Wildlife in Africa, endangered rhino, leopards and others at risk to animal poaching.
For years I couldn’t face it. I grew up in South Africa in the country where a love for animals was as natural as breathing. My dogs, cats, horses, the stately Secretary Bird I’d see while out riding and the elusive wildlife I experienced on our friend’s game farm near the Kruger Park were as central to me as SMART phones and Face Book friends are to the young today.
Adulthood, career and love took me to other parts of the globe leaving my childhood life behind. But a few years ago, during volunteer service in the Philippines my heart was ripped apart by the exploitation, pain and suffering of anything that moved… I witnessed iguanas, birds, and dogs grabbed and killed or strung up on the side of the road for sale. I did what I could, convincing kids that swinging a frog around their heads with his leg tied to a string was not okay to encouraging a young teen to release a huge rhino beetle instead of seeing how long he could stretch his legs till they snapped.
Then in Tulsa Oklahoma I visited the zoo with my grandkids and stumbled upon the conservation exhibit where I was hit with the horrors of Africa’s bush meat market. How could all this be happening? How could I have been so blind? My dear beautiful animals caught mercilessly in snares!
Partly to avoid the sting, and certainly because I felt helpless to do anything I stepped back into my comfort zone and moved on with life. It wasn’t until my trip to South Africa in 2009 where I met Shannon and Ben and others like them who are dedicated to protect wildlife that I finally broke free.
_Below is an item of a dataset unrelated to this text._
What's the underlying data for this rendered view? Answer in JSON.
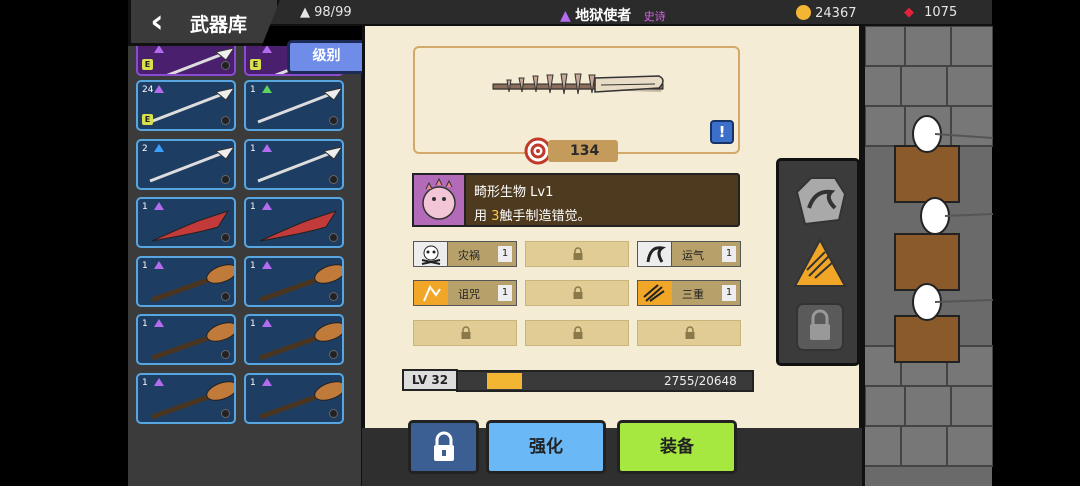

Maybe you’re like me? However, I imagine you get involved faster. Either way this is the introduction to a discussion about a despicable practice that’s swept under the carpet far too often by the civilized world, we turn a blind eye. I’ll be addressing multiple issues surrounding animal poaching: What it is, who’s involved and why, and most importantly what is being done (and how you can get involved) curb this practice that threatens to the very survival of wildlife in Africa.